with respect to those parameters. This gives an approximation to the wavefunction whose accuracy depends on the number of parameters and the clever choice of \(\Phi (a_n)\). For more rigorous treatments, a set of basis functions with expansion coefficients \(a_n\) may be used.

The proof is as follows, if we expand the normalised wavefunction

\[|\phi (a_n) \rangle = \Phi (a_n)/ \langle \Phi (a_n)|\Phi (a_n) \rangle^{1/2} \nonumber\]

in terms of the true (unknown) eigenbasis \(|i\rangle\) of the Hamiltonian, then its energy is

\[E[a_n] = \sum_{ij} \langle\phi |i \rangle \langle i|\hat{H} |j \rangle \langle j|\phi \rangle = \sum_i |\langle\phi |i \rangle |^2 E_i = E_0 + \sum_i |\langle\phi |i\rangle |^2 (E_i − E_0) \geq E_0 \nonumber\]

where the true (unknown) ground state of the system is defined by \(\hat{H} |i_0 \rangle = E_0|i_0 \rangle\). The inequality arises because both \(|\langle \phi |i\rangle |^2\) and \((E_i − E_0)\) must be positive.

Thus the lower we can make the energy \(E[a_i ]\), the closer it will be to the actual ground state energy, and the closer \(|\phi \rangle\) will be to \(|i_0\rangle\).

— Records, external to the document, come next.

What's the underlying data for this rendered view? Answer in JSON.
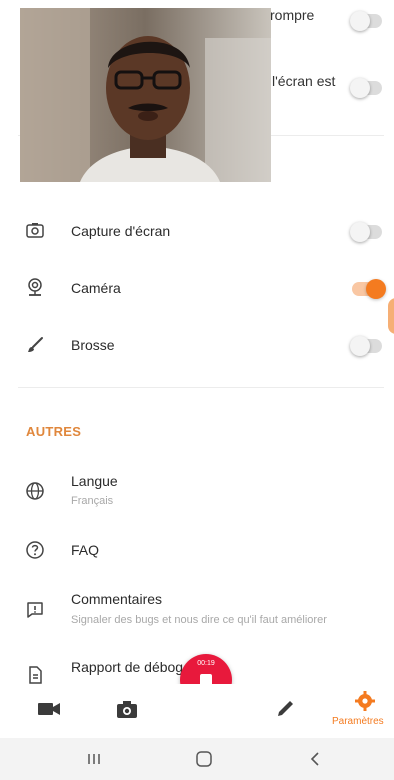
{
  "top_settings": {
    "partial_label_1": "rompre",
    "partial_label_2": "l'écran est",
    "toggle_1": "off",
    "toggle_2": "off"
  },
  "tools_section": {
    "items": [
      {
        "label": "Capture d'écran",
        "icon": "screenshot-icon",
        "toggle": "off"
      },
      {
        "label": "Caméra",
        "icon": "camera-icon",
        "toggle": "on"
      },
      {
        "label": "Brosse",
        "icon": "brush-icon",
        "toggle": "off"
      }
    ]
  },
  "others_section": {
    "title": "AUTRES",
    "items": [
      {
        "label": "Langue",
        "sub": "Français",
        "icon": "globe-icon"
      },
      {
        "label": "FAQ",
        "icon": "help-circle-icon"
      },
      {
        "label": "Commentaires",
        "sub": "Signaler des bugs et nous dire ce qu'il faut améliorer",
        "icon": "feedback-icon"
      },
      {
        "label": "Rapport de débog",
        "icon": "report-icon"
      }
    ]
  },
  "recording": {
    "time": "00:19"
  },
  "bottom_nav": {
    "items": [
      {
        "icon": "video-icon"
      },
      {
        "icon": "camera-icon"
      },
      {
        "icon": "pencil-icon"
      },
      {
        "icon": "settings-icon",
        "label": "Paramètres",
        "active": true
      }
    ]
  },
  "system_nav": {
    "recent_icon": "recent-apps-icon",
    "home_icon": "home-icon",
    "back_icon": "back-icon"
  },
  "colors": {
    "accent": "#f47b20",
    "section_title": "#e0873c",
    "record": "#e8193c"
  }
}
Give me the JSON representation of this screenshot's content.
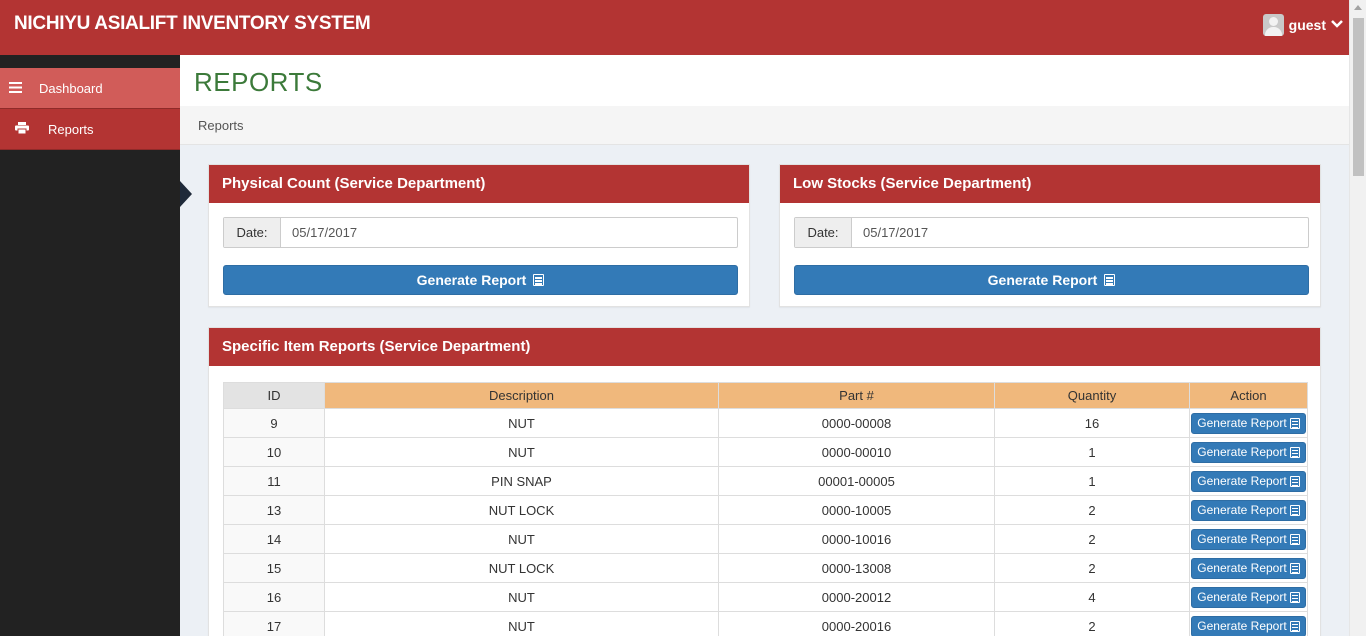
{
  "app": {
    "title": "NICHIYU ASIALIFT INVENTORY SYSTEM"
  },
  "user": {
    "name": "guest",
    "avatar_icon": "user-avatar-icon",
    "menu_icon": "chevron-down-icon"
  },
  "sidebar": {
    "items": [
      {
        "label": "Dashboard",
        "icon": "bars-icon",
        "active": true
      },
      {
        "label": "Reports",
        "icon": "print-icon",
        "active": false
      }
    ]
  },
  "page": {
    "title": "REPORTS",
    "breadcrumb": "Reports"
  },
  "physical_count": {
    "title": "Physical Count (Service Department)",
    "date_label": "Date:",
    "date_value": "05/17/2017",
    "button_label": "Generate Report"
  },
  "low_stocks": {
    "title": "Low Stocks (Service Department)",
    "date_label": "Date:",
    "date_value": "05/17/2017",
    "button_label": "Generate Report"
  },
  "specific_items": {
    "title": "Specific Item Reports (Service Department)",
    "columns": [
      "ID",
      "Description",
      "Part #",
      "Quantity",
      "Action"
    ],
    "action_label": "Generate Report",
    "rows": [
      {
        "id": "9",
        "description": "NUT",
        "part": "0000-00008",
        "quantity": "16"
      },
      {
        "id": "10",
        "description": "NUT",
        "part": "0000-00010",
        "quantity": "1"
      },
      {
        "id": "11",
        "description": "PIN SNAP",
        "part": "00001-00005",
        "quantity": "1"
      },
      {
        "id": "13",
        "description": "NUT LOCK",
        "part": "0000-10005",
        "quantity": "2"
      },
      {
        "id": "14",
        "description": "NUT",
        "part": "0000-10016",
        "quantity": "2"
      },
      {
        "id": "15",
        "description": "NUT LOCK",
        "part": "0000-13008",
        "quantity": "2"
      },
      {
        "id": "16",
        "description": "NUT",
        "part": "0000-20012",
        "quantity": "4"
      },
      {
        "id": "17",
        "description": "NUT",
        "part": "0000-20016",
        "quantity": "2"
      }
    ]
  },
  "colors": {
    "header": "#b33433",
    "sidebar_active": "#d15c59",
    "sidebar_bg": "#222222",
    "title_green": "#3c7a3a",
    "table_header": "#f0b87c",
    "button_blue": "#337ab7"
  }
}
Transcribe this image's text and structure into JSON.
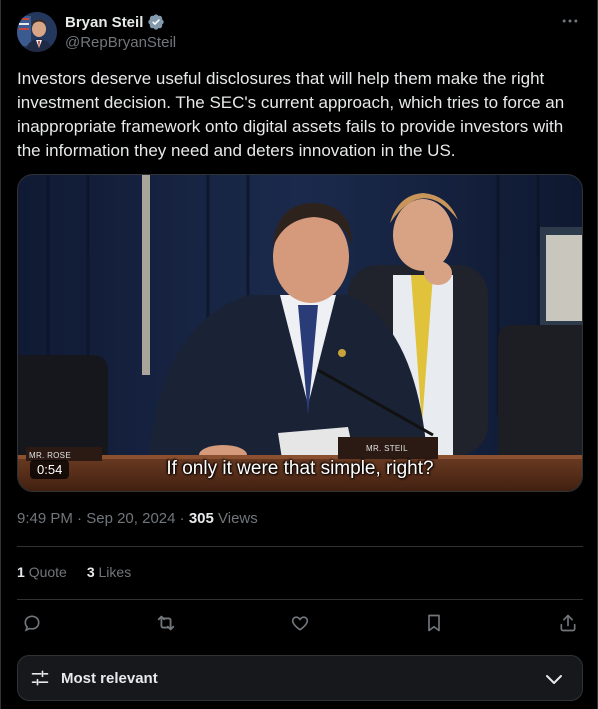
{
  "author": {
    "name": "Bryan Steil",
    "handle": "@RepBryanSteil",
    "verified_icon": "verified-badge-icon"
  },
  "tweet": {
    "text": "Investors deserve useful disclosures that will help them make the right investment decision. The SEC's current approach, which tries to force an inappropriate framework onto digital assets fails to provide investors with the information they need and deters innovation in the US."
  },
  "media": {
    "duration": "0:54",
    "caption": "If only it were that simple, right?",
    "nameplate_left": "MR. ROSE",
    "nameplate_right": "MR. STEIL"
  },
  "meta": {
    "time": "9:49 PM",
    "date": "Sep 20, 2024",
    "views_count": "305",
    "views_label": "Views"
  },
  "stats": {
    "quotes_count": "1",
    "quotes_label": "Quote",
    "likes_count": "3",
    "likes_label": "Likes"
  },
  "actions": [
    "reply-icon",
    "repost-icon",
    "like-icon",
    "bookmark-icon",
    "share-icon"
  ],
  "sort": {
    "label": "Most relevant"
  },
  "colors": {
    "background": "#000000",
    "text": "#e7e9ea",
    "secondary": "#71767b",
    "border": "#2f3336",
    "verified": "#829aab"
  }
}
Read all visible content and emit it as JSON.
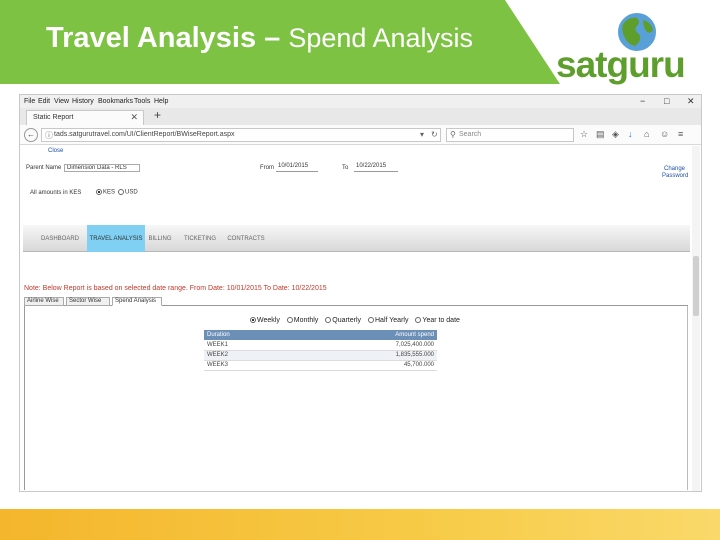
{
  "slide": {
    "title_bold": "Travel Analysis –",
    "title_light": "Spend Analysis",
    "logo_text": "satguru"
  },
  "colors": {
    "banner_green": "#7dc243",
    "logo_green": "#5e9e2c",
    "footer_gold": "#f4b62c",
    "active_tab_blue": "#7fd0f2",
    "table_header": "#6c8fb8",
    "note_red": "#c0392b"
  },
  "browser": {
    "menu": [
      "File",
      "Edit",
      "View",
      "History",
      "Bookmarks",
      "Tools",
      "Help"
    ],
    "window_controls": [
      "−",
      "□",
      "✕"
    ],
    "tab_title": "Static Report",
    "new_tab": "+",
    "url": "tads.satgurutravel.com/UI/ClientReport/BWiseReport.aspx",
    "search_placeholder": "Search"
  },
  "page": {
    "close_link": "Close",
    "client_label": "Parent Name",
    "client_value": "Dimension Data - RLS",
    "from_label": "From",
    "from_value": "10/01/2015",
    "to_label": "To",
    "to_value": "10/22/2015",
    "change_password": [
      "Change",
      "Password"
    ],
    "amounts_label": "All amounts in KES",
    "currency_options": [
      "KES",
      "USD"
    ],
    "nav_tabs": [
      "DASHBOARD",
      "TRAVEL ANALYSIS",
      "BILLING",
      "TICKETING",
      "CONTRACTS"
    ],
    "note": "Note: Below Report is based on selected date range. From Date: 10/01/2015 To Date: 10/22/2015",
    "sub_tabs": [
      "Airline Wise",
      "Sector Wise",
      "Spend Analysis"
    ],
    "period_options": [
      "Weekly",
      "Monthly",
      "Quarterly",
      "Half Yearly",
      "Year to date"
    ],
    "table": {
      "headers": [
        "Duration",
        "Amount spend"
      ],
      "rows": [
        [
          "WEEK1",
          "7,025,400.000"
        ],
        [
          "WEEK2",
          "1,835,555.000"
        ],
        [
          "WEEK3",
          "45,700.000"
        ]
      ]
    }
  }
}
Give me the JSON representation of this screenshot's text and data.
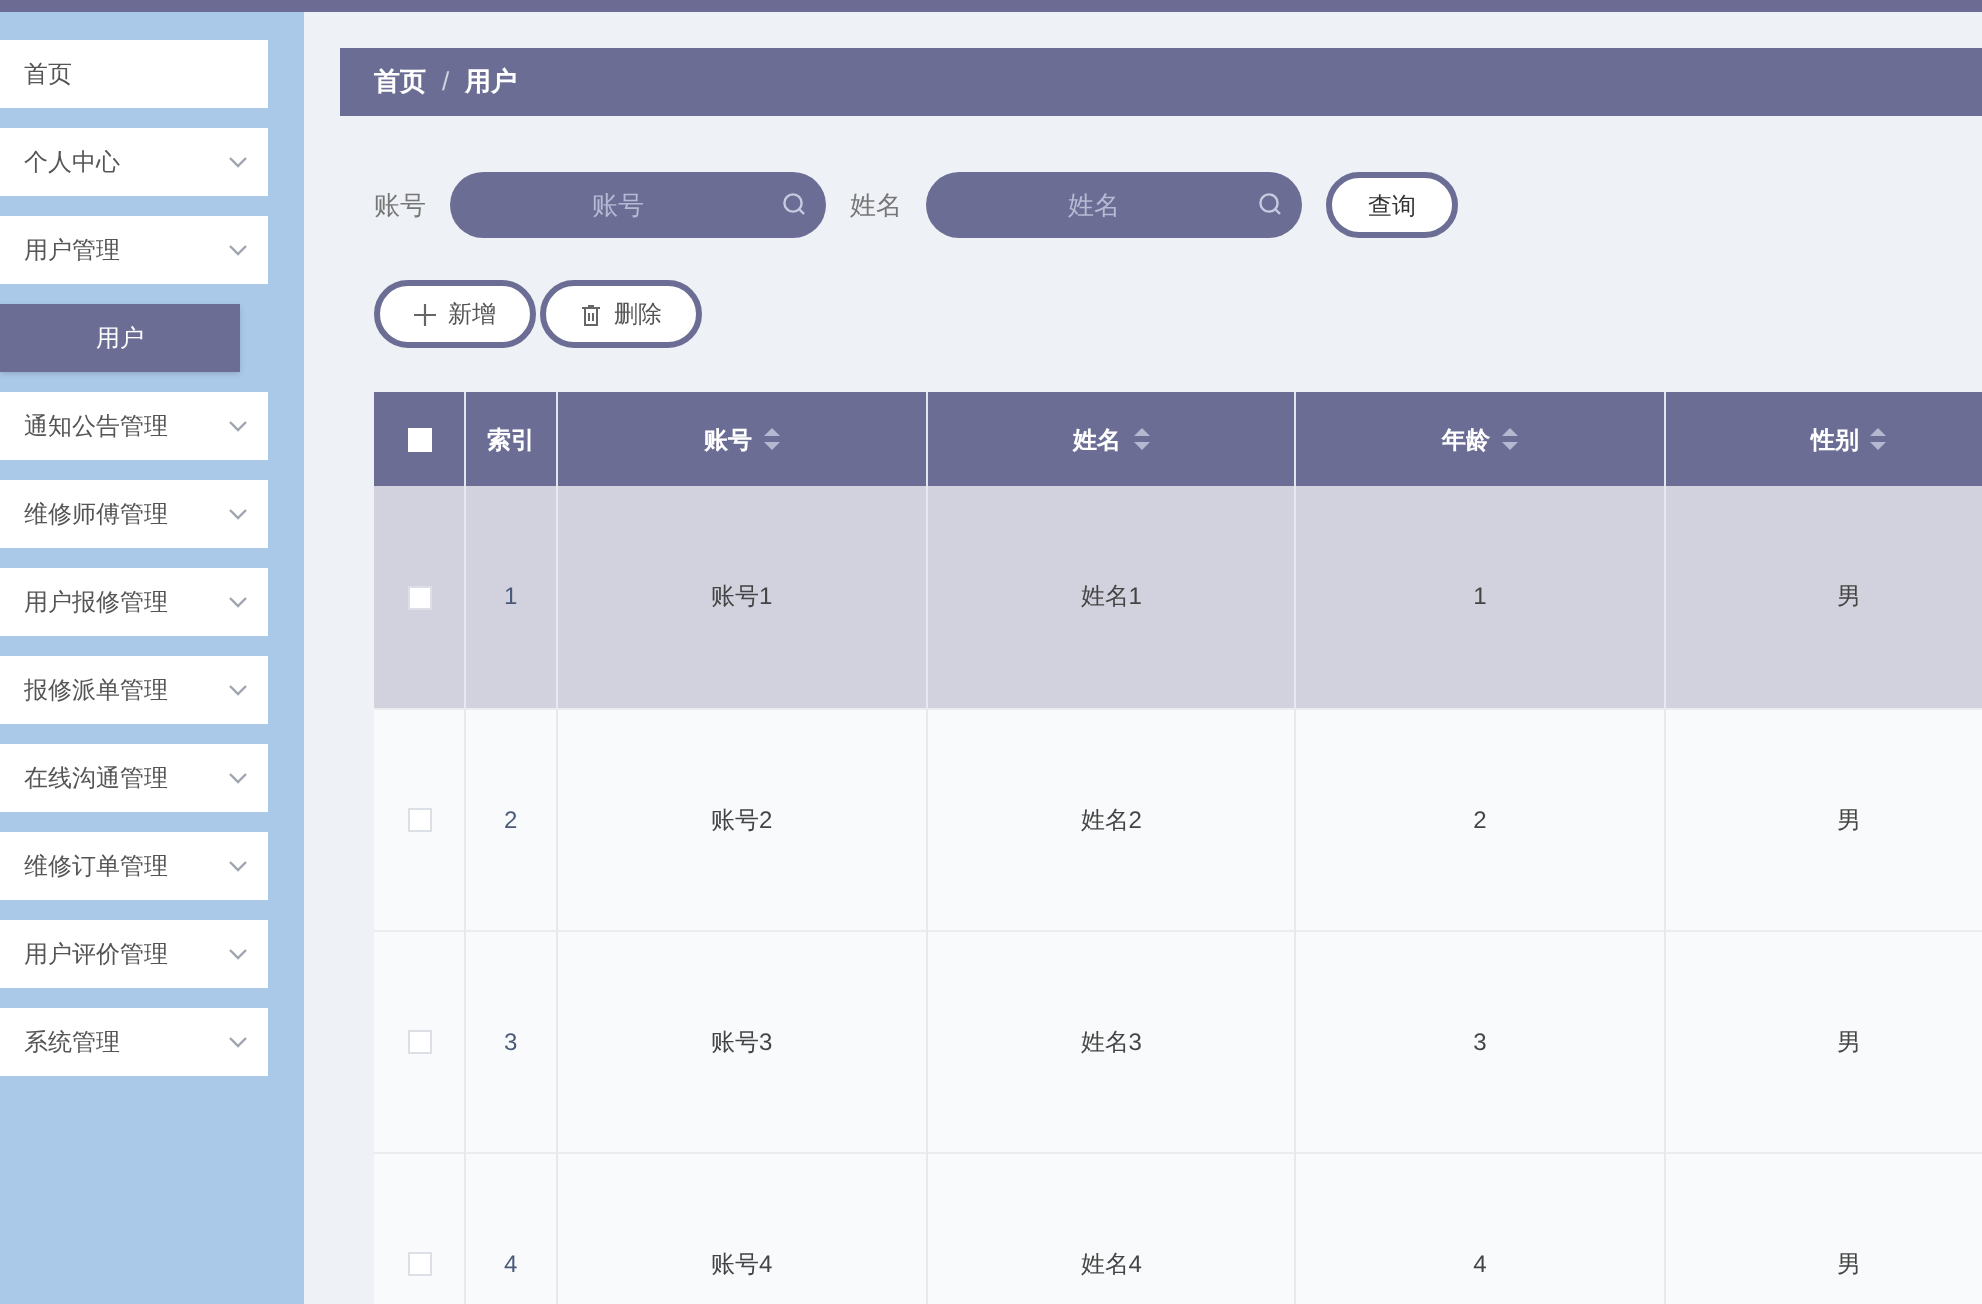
{
  "sidebar": {
    "items": [
      {
        "label": "首页",
        "expandable": false
      },
      {
        "label": "个人中心",
        "expandable": true
      },
      {
        "label": "用户管理",
        "expandable": true,
        "children": [
          {
            "label": "用户",
            "selected": true
          }
        ]
      },
      {
        "label": "通知公告管理",
        "expandable": true
      },
      {
        "label": "维修师傅管理",
        "expandable": true
      },
      {
        "label": "用户报修管理",
        "expandable": true
      },
      {
        "label": "报修派单管理",
        "expandable": true
      },
      {
        "label": "在线沟通管理",
        "expandable": true
      },
      {
        "label": "维修订单管理",
        "expandable": true
      },
      {
        "label": "用户评价管理",
        "expandable": true
      },
      {
        "label": "系统管理",
        "expandable": true
      }
    ]
  },
  "breadcrumb": {
    "items": [
      "首页",
      "用户"
    ],
    "separator": "/"
  },
  "search": {
    "fields": [
      {
        "label": "账号",
        "placeholder": "账号"
      },
      {
        "label": "姓名",
        "placeholder": "姓名"
      }
    ],
    "button": "查询"
  },
  "actions": [
    {
      "kind": "add",
      "label": "新增"
    },
    {
      "kind": "delete",
      "label": "删除"
    }
  ],
  "table": {
    "select_all": {
      "checked": false
    },
    "columns": [
      {
        "label": "索引",
        "sortable": false
      },
      {
        "label": "账号",
        "sortable": true
      },
      {
        "label": "姓名",
        "sortable": true
      },
      {
        "label": "年龄",
        "sortable": true
      },
      {
        "label": "性别",
        "sortable": true
      }
    ],
    "rows": [
      {
        "cells": [
          "1",
          "账号1",
          "姓名1",
          "1",
          "男"
        ],
        "hovered": true,
        "checked": false
      },
      {
        "cells": [
          "2",
          "账号2",
          "姓名2",
          "2",
          "男"
        ],
        "hovered": false,
        "checked": false
      },
      {
        "cells": [
          "3",
          "账号3",
          "姓名3",
          "3",
          "男"
        ],
        "hovered": false,
        "checked": false
      },
      {
        "cells": [
          "4",
          "账号4",
          "姓名4",
          "4",
          "男"
        ],
        "hovered": false,
        "checked": false
      }
    ]
  }
}
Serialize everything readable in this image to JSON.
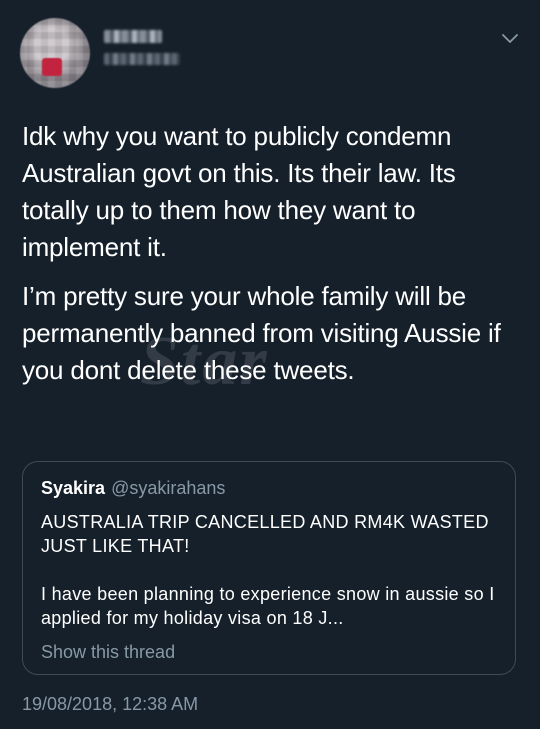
{
  "author": {
    "avatar_icon": "blurred-profile-avatar",
    "menu_icon": "chevron-down-icon"
  },
  "tweet": {
    "paragraphs": [
      "Idk why you want to publicly condemn Australian govt on this. Its their law. Its totally up to them how they want to implement it.",
      "I’m pretty sure your whole family will be permanently banned from visiting Aussie if you dont delete these tweets."
    ],
    "timestamp": "19/08/2018, 12:38 AM"
  },
  "watermark": "Star",
  "quoted_tweet": {
    "name": "Syakira",
    "handle": "@syakirahans",
    "paragraphs": [
      "AUSTRALIA TRIP CANCELLED AND RM4K WASTED JUST LIKE THAT!",
      "I have been planning to experience snow in aussie so I applied for my holiday visa on 18 J..."
    ],
    "show_thread_label": "Show this thread"
  },
  "colors": {
    "background": "#15202b",
    "text_primary": "#ffffff",
    "text_secondary": "#8899a6",
    "border": "#3d4b59"
  }
}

If the trial wavefunction consists of a complete basis set of orthonormal functions \(|\chi i\rangle\), each multiplied by \(a_i : |\phi \rangle = \sum_i a_i |\chi_i \rangle\) then the solution is exact and we just have the usual trick of expanding a wavefunction in a basis set. Alternately, we might just use an incomplete set with a few low-energy basis functions to get a \(|\Phi \rangle\) close to the ground state \(|i_0 \rangle\). In practice, this is how most quantum mechanics problems are solved.